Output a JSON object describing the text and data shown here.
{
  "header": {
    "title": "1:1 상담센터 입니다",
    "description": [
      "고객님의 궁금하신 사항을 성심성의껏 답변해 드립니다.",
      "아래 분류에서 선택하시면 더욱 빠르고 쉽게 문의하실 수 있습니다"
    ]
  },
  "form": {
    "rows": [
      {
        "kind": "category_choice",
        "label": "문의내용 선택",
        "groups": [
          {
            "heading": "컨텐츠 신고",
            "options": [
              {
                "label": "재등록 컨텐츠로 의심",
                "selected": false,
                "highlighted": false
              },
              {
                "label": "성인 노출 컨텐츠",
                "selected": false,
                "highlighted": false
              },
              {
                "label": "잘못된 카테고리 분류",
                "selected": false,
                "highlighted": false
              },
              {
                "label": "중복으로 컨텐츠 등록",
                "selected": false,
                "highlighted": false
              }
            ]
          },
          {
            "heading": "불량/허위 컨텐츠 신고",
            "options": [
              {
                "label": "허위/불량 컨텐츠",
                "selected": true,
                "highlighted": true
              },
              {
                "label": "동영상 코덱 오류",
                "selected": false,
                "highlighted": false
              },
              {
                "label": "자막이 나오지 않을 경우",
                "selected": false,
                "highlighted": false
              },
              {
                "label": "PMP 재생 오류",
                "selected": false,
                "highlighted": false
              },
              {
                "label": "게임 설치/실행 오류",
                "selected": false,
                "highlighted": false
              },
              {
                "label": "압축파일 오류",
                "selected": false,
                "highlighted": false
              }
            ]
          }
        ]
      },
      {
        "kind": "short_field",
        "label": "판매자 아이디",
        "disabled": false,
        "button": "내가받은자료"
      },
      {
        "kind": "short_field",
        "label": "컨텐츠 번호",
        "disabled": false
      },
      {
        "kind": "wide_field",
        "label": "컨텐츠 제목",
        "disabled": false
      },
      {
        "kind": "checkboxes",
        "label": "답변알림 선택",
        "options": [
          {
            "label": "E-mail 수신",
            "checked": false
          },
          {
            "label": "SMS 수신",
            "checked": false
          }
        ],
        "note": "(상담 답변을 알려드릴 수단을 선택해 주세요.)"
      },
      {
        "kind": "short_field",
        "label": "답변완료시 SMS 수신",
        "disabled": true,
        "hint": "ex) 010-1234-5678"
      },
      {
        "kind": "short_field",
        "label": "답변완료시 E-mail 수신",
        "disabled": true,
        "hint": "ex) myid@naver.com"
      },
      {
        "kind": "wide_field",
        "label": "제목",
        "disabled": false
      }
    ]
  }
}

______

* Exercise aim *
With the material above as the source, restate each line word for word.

* Exercise output *
Output a JSON object describing the text and data shown here.
{
  "header": {
    "title": "1:1 상담센터 입니다",
    "description": [
      "고객님의 궁금하신 사항을 성심성의껏 답변해 드립니다.",
      "아래 분류에서 선택하시면 더욱 빠르고 쉽게 문의하실 수 있습니다"
    ]
  },
  "form": {
    "rows": [
      {
        "kind": "category_choice",
        "label": "문의내용 선택",
        "groups": [
          {
            "heading": "컨텐츠 신고",
            "options": [
              {
                "label": "재등록 컨텐츠로 의심",
                "selected": false,
                "highlighted": false
              },
              {
                "label": "성인 노출 컨텐츠",
                "selected": false,
                "highlighted": false
              },
              {
                "label": "잘못된 카테고리 분류",
                "selected": false,
                "highlighted": false
              },
              {
                "label": "중복으로 컨텐츠 등록",
                "selected": false,
                "highlighted": false
              }
            ]
          },
          {
            "heading": "불량/허위 컨텐츠 신고",
            "options": [
              {
                "label": "허위/불량 컨텐츠",
                "selected": true,
                "highlighted": true
              },
              {
                "label": "동영상 코덱 오류",
                "selected": false,
                "highlighted": false
              },
              {
                "label": "자막이 나오지 않을 경우",
                "selected": false,
                "highlighted": false
              },
              {
                "label": "PMP 재생 오류",
                "selected": false,
                "highlighted": false
              },
              {
                "label": "게임 설치/실행 오류",
                "selected": false,
                "highlighted": false
              },
              {
                "label": "압축파일 오류",
                "selected": false,
                "highlighted": false
              }
            ]
          }
        ]
      },
      {
        "kind": "short_field",
        "label": "판매자 아이디",
        "disabled": false,
        "button": "내가받은자료"
      },
      {
        "kind": "short_field",
        "label": "컨텐츠 번호",
        "disabled": false
      },
      {
        "kind": "wide_field",
        "label": "컨텐츠 제목",
        "disabled": false
      },
      {
        "kind": "checkboxes",
        "label": "답변알림 선택",
        "options": [
          {
            "label": "E-mail 수신",
            "checked": false
          },
          {
            "label": "SMS 수신",
            "checked": false
          }
        ],
        "note": "(상담 답변을 알려드릴 수단을 선택해 주세요.)"
      },
      {
        "kind": "short_field",
        "label": "답변완료시 SMS 수신",
        "disabled": true,
        "hint": "ex) 010-1234-5678"
      },
      {
        "kind": "short_field",
        "label": "답변완료시 E-mail 수신",
        "disabled": true,
        "hint": "ex) myid@naver.com"
      },
      {
        "kind": "wide_field",
        "label": "제목",
        "disabled": false
      }
    ]
  }
}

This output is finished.